### Exercise details
What you return should be every line below, word for word, and none of the images.

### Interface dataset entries
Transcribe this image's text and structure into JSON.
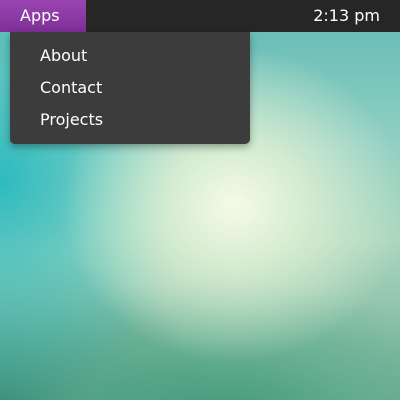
{
  "topbar": {
    "apps_label": "Apps",
    "clock": "2:13 pm",
    "accent_color": "#8e3aa8",
    "bar_color": "#262626"
  },
  "menu": {
    "items": [
      {
        "label": "About"
      },
      {
        "label": "Contact"
      },
      {
        "label": "Projects"
      }
    ],
    "background_color": "#3c3c3c"
  }
}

### Task output
Transcribe this image's text and structure into JSON.
{
  "topbar": {
    "apps_label": "Apps",
    "clock": "2:13 pm",
    "accent_color": "#8e3aa8",
    "bar_color": "#262626"
  },
  "menu": {
    "items": [
      {
        "label": "About"
      },
      {
        "label": "Contact"
      },
      {
        "label": "Projects"
      }
    ],
    "background_color": "#3c3c3c"
  }
}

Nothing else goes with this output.